What businesses can learn from the financial models of co-ops and credit unions.
Currently, I think we are all agreed that we are in a state of considerable uncertainty, a position that also extends to the economy. Financial institutions, economic forecasters, and even the Bank of England are unable to predict the future of the economy at present. Whilst the UK government has extended furlough measures to October to help those businesses who are struggling, significant redundancy numbers are still likely. The current climate has already led to the highest levels of universal credit claimants in recent times, with nearly two million claims submitted.
Why do unexpected events cause financial shockwaves?
Lockdown, whilst an essential measure, has had a huge impact on the economy, with Britain experiencing the deepest economic slump on record, even before the full impact of the extraordinary measures we’ve all felt the effects of were fully in place. The pandemic has also had an impact on the NHS, who have experienced a surge in hospital admissions in the past few months due to Covid-19. This in an organisation that was already financially stretched due to years of ‘least cost means’ and real-terms per capita budget cuts. That itself has had an indirect impact on UK plc.

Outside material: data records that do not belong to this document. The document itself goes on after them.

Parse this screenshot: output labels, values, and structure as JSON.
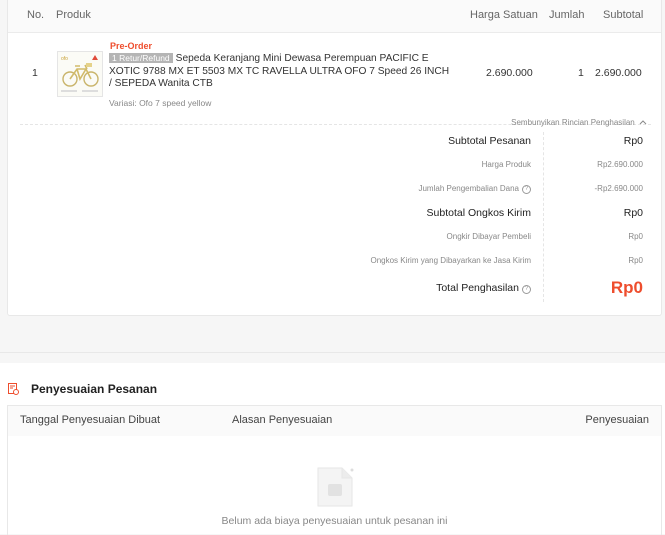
{
  "table_header": {
    "no": "No.",
    "produk": "Produk",
    "harga_satuan": "Harga Satuan",
    "jumlah": "Jumlah",
    "subtotal": "Subtotal"
  },
  "item": {
    "no": "1",
    "badge": "Pre-Order",
    "return_badge": "1 Retur/Refund",
    "name": "Sepeda Keranjang Mini Dewasa Perempuan PACIFIC E XOTIC 9788 MX ET 5503 MX TC RAVELLA ULTRA OFO 7 Speed 26 INCH / SEPEDA Wanita CTB",
    "variasi": "Variasi: Ofo 7 speed yellow",
    "harga_satuan": "2.690.000",
    "jumlah": "1",
    "subtotal": "2.690.000"
  },
  "toggle_details": "Sembunyikan Rincian Penghasilan",
  "breakdown": {
    "subtotal_pesanan_label": "Subtotal Pesanan",
    "subtotal_pesanan_value": "Rp0",
    "harga_produk_label": "Harga Produk",
    "harga_produk_value": "Rp2.690.000",
    "jumlah_pengembalian_label": "Jumlah Pengembalian Dana",
    "jumlah_pengembalian_value": "-Rp2.690.000",
    "subtotal_ongkir_label": "Subtotal Ongkos Kirim",
    "subtotal_ongkir_value": "Rp0",
    "ongkir_pembeli_label": "Ongkir Dibayar Pembeli",
    "ongkir_pembeli_value": "Rp0",
    "ongkir_jasa_label": "Ongkos Kirim yang Dibayarkan ke Jasa Kirim",
    "ongkir_jasa_value": "Rp0",
    "total_label": "Total Penghasilan",
    "total_value": "Rp0"
  },
  "adjustment": {
    "title": "Penyesuaian Pesanan",
    "col_tanggal": "Tanggal Penyesuaian Dibuat",
    "col_alasan": "Alasan Penyesuaian",
    "col_penyesuaian": "Penyesuaian",
    "empty_text": "Belum ada biaya penyesuaian untuk pesanan ini"
  },
  "colors": {
    "accent": "#ee4d2d"
  }
}
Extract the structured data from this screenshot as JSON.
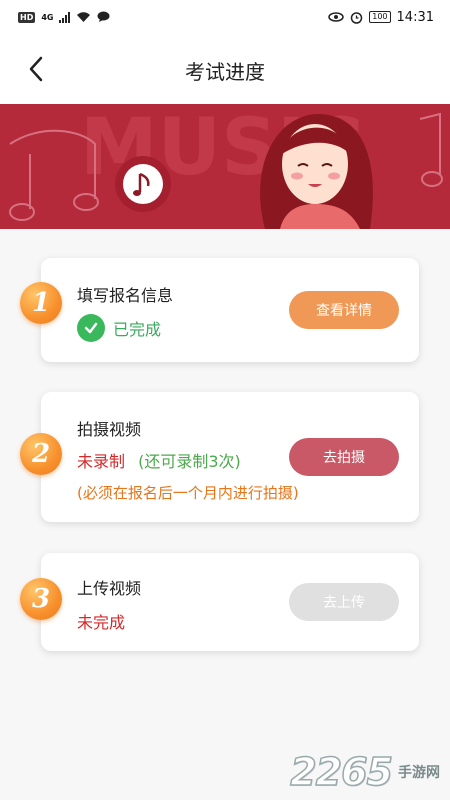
{
  "status_bar": {
    "left_badges": [
      "HD",
      "4G"
    ],
    "battery": "100",
    "time": "14:31",
    "icons": [
      "signal-icon",
      "wifi-icon",
      "chat-icon",
      "eye-icon",
      "alarm-icon",
      "battery-icon"
    ]
  },
  "header": {
    "title": "考试进度",
    "back_icon": "chevron-left-icon"
  },
  "banner": {
    "background_text": "MUSIC",
    "color": "#b42a3a"
  },
  "steps": [
    {
      "number": "1",
      "title": "填写报名信息",
      "status": "已完成",
      "button": "查看详情"
    },
    {
      "number": "2",
      "title": "拍摄视频",
      "status": "未录制",
      "remaining": "(还可录制3次)",
      "note": "(必须在报名后一个月内进行拍摄)",
      "button": "去拍摄"
    },
    {
      "number": "3",
      "title": "上传视频",
      "status": "未完成",
      "button": "去上传"
    }
  ],
  "watermark": {
    "number": "2265",
    "text": "手游网"
  },
  "colors": {
    "accent_orange": "#f09855",
    "accent_red": "#c95967",
    "success_green": "#3ab85c",
    "banner_red": "#b42a3a"
  }
}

The popularity of take up rates for furloughing has left some of us asking why so many businesses don’t have a cash and capital reserve or a stronger model for unexpected times like this. For too many firms, their focus is short term, often just having enough ready reserves to maintain ongoing business, with the vast majority of capital generated used to pay out shareholder dividends (or executive salaries).

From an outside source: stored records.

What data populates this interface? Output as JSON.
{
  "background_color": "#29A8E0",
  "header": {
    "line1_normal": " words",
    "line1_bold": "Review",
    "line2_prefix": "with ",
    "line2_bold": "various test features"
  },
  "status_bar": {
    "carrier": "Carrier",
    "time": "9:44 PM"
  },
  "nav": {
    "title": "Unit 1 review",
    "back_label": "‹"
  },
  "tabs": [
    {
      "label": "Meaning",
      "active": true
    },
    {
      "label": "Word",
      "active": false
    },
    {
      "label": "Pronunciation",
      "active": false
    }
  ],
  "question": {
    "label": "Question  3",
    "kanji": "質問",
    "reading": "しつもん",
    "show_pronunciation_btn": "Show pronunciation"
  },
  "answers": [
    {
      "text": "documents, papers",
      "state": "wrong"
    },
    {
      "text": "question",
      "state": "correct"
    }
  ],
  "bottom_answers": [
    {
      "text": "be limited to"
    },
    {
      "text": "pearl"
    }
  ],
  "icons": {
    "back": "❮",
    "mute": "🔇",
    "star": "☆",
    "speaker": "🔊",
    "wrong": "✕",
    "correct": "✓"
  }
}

Furthermore, it seems apparent that a high proportion of businesses rely on just-in-time transactions to see them through on an ongoing basis. If you are in a continual cycle of short term payout, where can you build in long term financial resources to deal with impacts such as this? Maybe it is time to change, to face up to shareholders and their expectations, and to introduce strength into the business model. Let’s not forget that excessive focus on short term rewards for the few costs all of us in terms of the environmental and societal consequences.
What can we learn from the financial models of co-ops and credit unions?
There is a lot to be learnt from credit unions and co-ops. Our financial structure has a focus on the long-term and our members, who are ‘investors’ as well as customers, have a different outlook to your traditional shareholders. Credit unions not only consider how we can help people in the immediate future, but also look to create an organisation that will survive in the long term, serving communities for 20, 50, and even 100 years in the future.
We do this by not being bound by financialisation and short term dividend payments - the economic structure that too often results in weakened sustainability for businesses. Instead, considerations are focused on the broader impact of what we do for our neighbourhoods and communities. This is achieved by ensuring we do the right thing for our members and, by building capital reserves for future stability, we’re able to weather more storms and make sure we’re paying our way in terms of our impact on the world we live in.
Any economic structure has its drawbacks and the financial construct of co-ops and credit unions is no different. We have less access to external capital and there is more pressure on obtaining financial resources, particularly amongst smaller co-ops. Growth rates can be slower and more organic than others, and democratic control can sometimes lead to risk aversion. However, the drawbacks of our economic structures do not as often result in liquidation, or financial hardship, as shown by the comparative 5 year start-up survival rates set out in Co-op UK’s 2020 report into the sector. This shows co-ops’ and credit unions’ strong financial stability and organizational resilience which enable us to withstand economic disruption.
How can businesses build financial resilience?
The pandemic has made one thing undeniable: we need to build our financial resilience. This has been made obvious by the amount of people on furlough pay. Whilst the government furlough scheme is essential, this money will need to be repaid in the future. This is likely to be through tax increases, meaning we will all pay the costs for the years of profit-extraction. If businesses had built their financial resilience before the crisis, rather than focusing on the short-term, the furlough repayments and hence the cost to us as taxpayers could have been significantly reduced.
Business leaders should observe the financial and governance structures put in place by co-ops and credit unions and learn from them. Bristol Credit Union’s co-operative model allows us the resources to adapt to the current circumstances and implement measures for the benefit of our members, such as our zero interest loans for NHS workers. We’re also able to support individuals to improve their own financial well-being and resilience, for example through our employer partnership scheme, which we urge more employers to get involved in.
The pandemic has given us the opportunity to take a step back from standard economic processes and look at new financial models to assess if a change is the way forward. The pandemic has taught us that we are not infallible. We need to develop more robust, resilient financial processes in order to turn adversity into opportunity.